The past 5-10 years have seen remarkable progress in whole grain availability and appeal, particularly in baking. Forward thinking bakers and chefs, such as Chad Robertson and Peter Reinhart, helped bolster the trend toward whole grains, as their artisan whole grain loaves won widespread acclaim. By using traditional, sourdough fermentation methods, and a high-moisture dough, these visionaries were able to coax more ﬂavor out of the kernel, and reshape long-held perceptions about what the staﬀ of life should look like and taste like.
Eying a trend, food manufacturers soon followed suit, and in 2010, whole grain bread sales surpassed that of white bread. Momentum increased in 2012 with implementation of the Healthy Hunger Free Kids Act, which mandated whole grains in school lunchrooms across the country; with their kids onboard, many families began eating more whole wheat bread at home, too. Consumers haven’t turned back. In fact, our 2015 Whole Grain Consumer Insights Survey of US adults found that people eat whole grain bread and cereal more often than their reﬁned counterparts.
The bran and germ in whole grains add a complex, more interesting layer of ﬂavor to baked goods that just can’t be duplicated with reﬁned, commodity ﬂour. But taste is just one piece of the puzzle. Whole grains are also oﬀering a unique path for bakers and food producers to connect with the earth, and support local food systems and economies.

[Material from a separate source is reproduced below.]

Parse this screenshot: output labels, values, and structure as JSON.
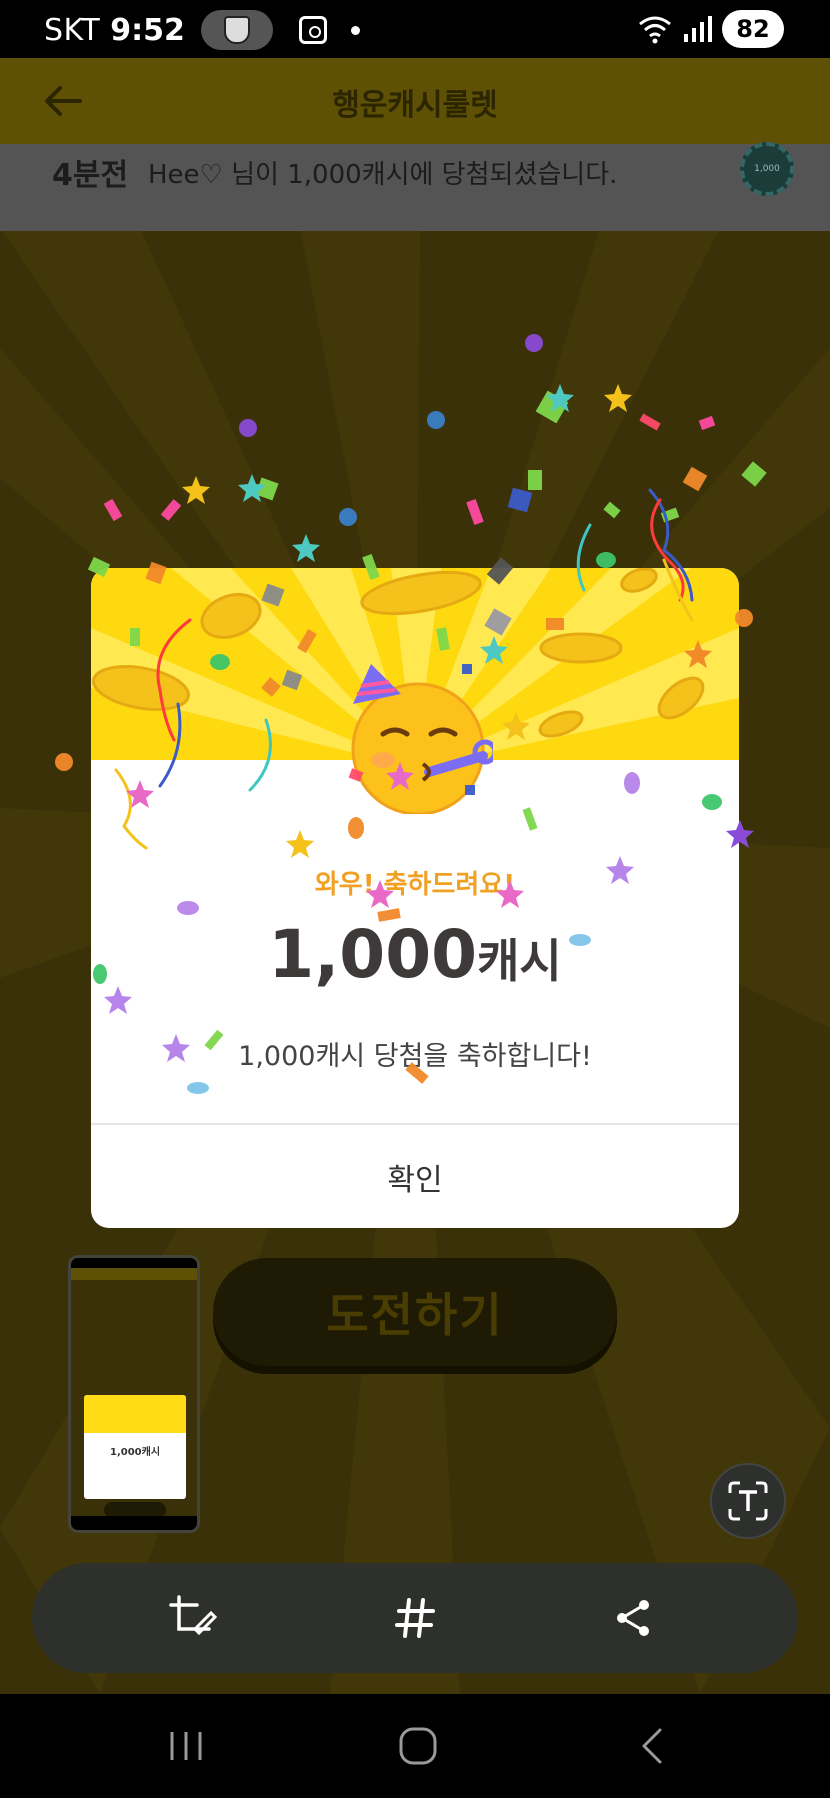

Speaking at our Whole Grains Away from Home conference in September, Greg Wade, the head baker at Publican Quality Bread, explained that, “We’re trying to put out as much whole grain [bread] as possible, for a number of diﬀerent reasons — ﬁrst and foremost being ﬂavor, second of all, supporting our local community and our local food shed.” According to Wade, who purchases locally grown grains to bake with, “These landrace wheats are part of a regenerative, biodynamic farming system. It’s not taking nutrients out of the soil; we’re actually building nutrients back into the soil.”
Similarly, Dr. Stephen Jones, director of the Bread Lab at Washington State University, informed our conference audience of a growing movement to breed wheat and barley for ﬂavor and nutritional qualities, rather than just yield, color, and protein content. Just as our vision of a loaf of bread has evolved to embrace more diversity, so has our appreciation for wheat. Dr. Jones, in fact, describes his work as “pairing the proper product with the proper wheat” to best suit the desired taste and texture – all while supporting local wheat varieties.

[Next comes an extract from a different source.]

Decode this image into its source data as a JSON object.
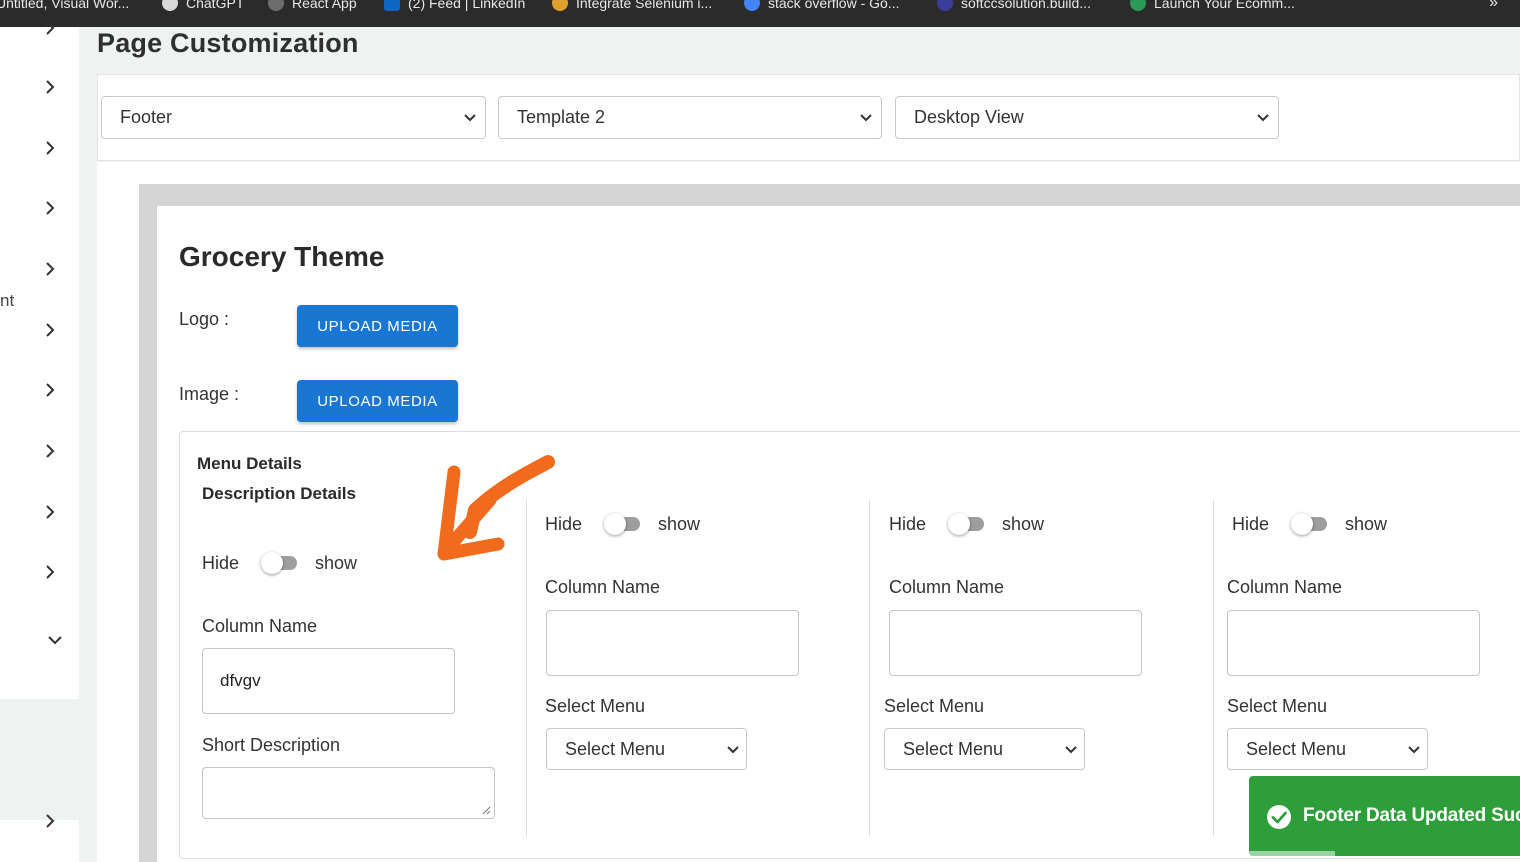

A one-size ﬁts all approach is rarely a long term solution to anything, so it is exciting to watch chefs, bakers (both artisan and commercial), and authors continue to innovate with the complex, yet rewarding properties of whole grain ﬂour. If you’re ready to roll up your sleeves and start experimenting, here are some whole grain cookbooks to get you started. (Kelly)